- The story. High fantasy is epic, about the battle between good and evil, perhaps featuring a Dark Lord and a Chosen One. The stakes are high, affecting entire nations or worlds. Low fantasy is about people, not themes or morality. The stakes are individual, not national. Again, however, this is not a clear-cut distinction. A Song of Ice and Fire has high stakes, and it’s on a grand scale, sweeping over a massive continent and beyond. However, it’s far from a battle between good and evil. More like evil and slightly-less-evil. Similarly, Throne of Glass is, as of the end of book 2, largely about Celaena’s struggle to live a life free of interference. However, I think it’s safe to say that at some point it will be about fighting the clearly evil king.
On the other hand, Harry Potter‘s central plot is about a Dark Lord and a Chosen One, yet at the same time the story is largely Harry’s personal coming-of-age journey, and certainly in the early books Voldemort is more of a shadow than a genuine threat. Likewise, The Dresden Files, while about Harry Dresden’s personal journey, also features high-stakes good-versus-evil battles.
Where, then, do we draw the line? Do we need to draw one at all? To an extent, no, we don’t. If a book has magic in it, it’s fantasy, and in many cases that’s enough. That being said, it can be useful because in one or two words you can give a person a brief description of the overall tone and style of a book, which can be useful when sharing recommendations. Of course, that doesn’t mean that every book must be shoe-horned into a single sub-genre of fantasy. Perhaps a series like Throne of Glass can be described as developing from low to high fantasy, or Harry Potter as high fantasy with elements of contemporary fantasy.

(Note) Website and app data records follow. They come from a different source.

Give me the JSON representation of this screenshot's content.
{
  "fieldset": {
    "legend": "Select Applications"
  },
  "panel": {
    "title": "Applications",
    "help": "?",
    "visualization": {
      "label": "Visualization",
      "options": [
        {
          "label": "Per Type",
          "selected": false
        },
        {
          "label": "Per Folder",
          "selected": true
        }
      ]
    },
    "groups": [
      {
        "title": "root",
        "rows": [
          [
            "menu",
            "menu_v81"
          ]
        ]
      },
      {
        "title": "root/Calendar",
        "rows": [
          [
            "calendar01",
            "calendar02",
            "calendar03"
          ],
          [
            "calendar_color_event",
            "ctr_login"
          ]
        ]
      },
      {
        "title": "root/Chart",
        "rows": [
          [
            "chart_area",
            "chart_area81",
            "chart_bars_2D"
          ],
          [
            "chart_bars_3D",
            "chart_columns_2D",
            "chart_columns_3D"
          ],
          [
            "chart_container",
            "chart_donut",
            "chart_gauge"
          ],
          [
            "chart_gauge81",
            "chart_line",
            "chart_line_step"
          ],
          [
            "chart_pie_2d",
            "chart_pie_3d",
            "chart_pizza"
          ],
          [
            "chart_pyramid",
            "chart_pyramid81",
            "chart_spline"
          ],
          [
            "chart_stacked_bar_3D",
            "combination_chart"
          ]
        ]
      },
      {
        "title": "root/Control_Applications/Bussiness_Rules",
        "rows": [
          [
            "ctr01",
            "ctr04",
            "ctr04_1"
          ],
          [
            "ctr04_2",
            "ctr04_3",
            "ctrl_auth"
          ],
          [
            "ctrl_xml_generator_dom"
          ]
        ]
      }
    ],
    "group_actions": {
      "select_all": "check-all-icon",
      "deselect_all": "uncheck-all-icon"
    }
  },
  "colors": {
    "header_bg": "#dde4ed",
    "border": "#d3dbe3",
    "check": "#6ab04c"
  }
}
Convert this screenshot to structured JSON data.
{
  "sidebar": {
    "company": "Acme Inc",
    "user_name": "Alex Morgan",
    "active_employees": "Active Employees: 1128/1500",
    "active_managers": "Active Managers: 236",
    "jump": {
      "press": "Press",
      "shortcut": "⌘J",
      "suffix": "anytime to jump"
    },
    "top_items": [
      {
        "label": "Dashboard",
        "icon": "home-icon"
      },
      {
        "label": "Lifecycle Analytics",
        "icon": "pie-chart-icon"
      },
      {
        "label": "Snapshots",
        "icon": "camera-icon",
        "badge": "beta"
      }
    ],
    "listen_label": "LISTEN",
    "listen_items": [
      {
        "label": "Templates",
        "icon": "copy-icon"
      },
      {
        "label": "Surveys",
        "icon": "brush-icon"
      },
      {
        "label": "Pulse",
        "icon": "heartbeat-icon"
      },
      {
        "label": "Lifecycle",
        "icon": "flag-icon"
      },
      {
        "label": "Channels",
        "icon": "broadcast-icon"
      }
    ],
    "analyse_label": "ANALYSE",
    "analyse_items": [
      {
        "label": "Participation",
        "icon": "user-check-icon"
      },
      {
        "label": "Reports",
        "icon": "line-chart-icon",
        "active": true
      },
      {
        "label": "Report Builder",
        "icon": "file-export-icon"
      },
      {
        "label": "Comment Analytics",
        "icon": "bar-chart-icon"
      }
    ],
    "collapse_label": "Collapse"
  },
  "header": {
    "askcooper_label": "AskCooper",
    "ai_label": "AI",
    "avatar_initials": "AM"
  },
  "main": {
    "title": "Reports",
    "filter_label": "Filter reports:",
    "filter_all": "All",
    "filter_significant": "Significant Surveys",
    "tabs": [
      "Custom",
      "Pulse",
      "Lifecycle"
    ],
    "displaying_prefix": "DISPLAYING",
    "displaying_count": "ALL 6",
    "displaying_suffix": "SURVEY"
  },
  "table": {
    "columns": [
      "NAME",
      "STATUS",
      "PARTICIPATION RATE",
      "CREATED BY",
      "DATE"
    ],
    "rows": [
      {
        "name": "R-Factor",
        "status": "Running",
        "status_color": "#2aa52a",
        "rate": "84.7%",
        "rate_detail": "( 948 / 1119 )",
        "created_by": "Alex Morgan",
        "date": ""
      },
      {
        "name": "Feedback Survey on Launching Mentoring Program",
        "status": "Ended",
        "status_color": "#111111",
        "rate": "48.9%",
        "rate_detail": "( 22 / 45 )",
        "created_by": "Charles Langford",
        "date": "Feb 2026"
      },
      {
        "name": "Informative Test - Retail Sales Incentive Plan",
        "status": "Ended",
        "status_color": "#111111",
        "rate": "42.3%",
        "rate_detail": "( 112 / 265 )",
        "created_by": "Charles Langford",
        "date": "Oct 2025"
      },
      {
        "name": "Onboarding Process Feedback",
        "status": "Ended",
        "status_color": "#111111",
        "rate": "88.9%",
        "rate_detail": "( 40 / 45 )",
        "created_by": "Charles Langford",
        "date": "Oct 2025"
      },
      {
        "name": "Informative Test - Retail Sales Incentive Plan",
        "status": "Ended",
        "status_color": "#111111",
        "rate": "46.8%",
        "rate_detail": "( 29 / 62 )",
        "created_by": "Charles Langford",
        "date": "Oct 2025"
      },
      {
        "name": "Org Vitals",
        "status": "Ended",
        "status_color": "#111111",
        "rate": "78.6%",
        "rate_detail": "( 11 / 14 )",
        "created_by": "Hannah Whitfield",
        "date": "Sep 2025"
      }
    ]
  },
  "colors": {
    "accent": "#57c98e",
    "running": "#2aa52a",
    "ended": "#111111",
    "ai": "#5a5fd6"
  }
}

Most sub-genres of fantasy, however, are considered a sub-set of either high or low fantasy, and therefore they are the most basic starting point for categorizing a particular book or series. Based on the three points above, I would argue that the basic distinction between high and low fantasy is one of familiarity. Low fantasy is set in a world we recognise – either the real world or a secondary world that follows more or less the same physics as our own, and often resembles our world in another era – and focuses on personal stories and characters we as readers can relate to. High fantasy, by contrast, is more alien. The world, while internally consistent, follows magic over science, and is set apart from our own. The story, too, is more strange, dealing with grand, sweeping conflicts rather than the day-to-day. Even these distinctions are fluid, though; even as sub-genres of fantasy exist because it is such a hugely varied genre, they fall flat because authors constantly write stories that blend aspects of different sub-genres into their own unique world. Ultimately, it’s worth having a vague understanding of the differences so as to be able to discuss different fantasy works, especially for readers new to the genre, but these categorizations can only do so much.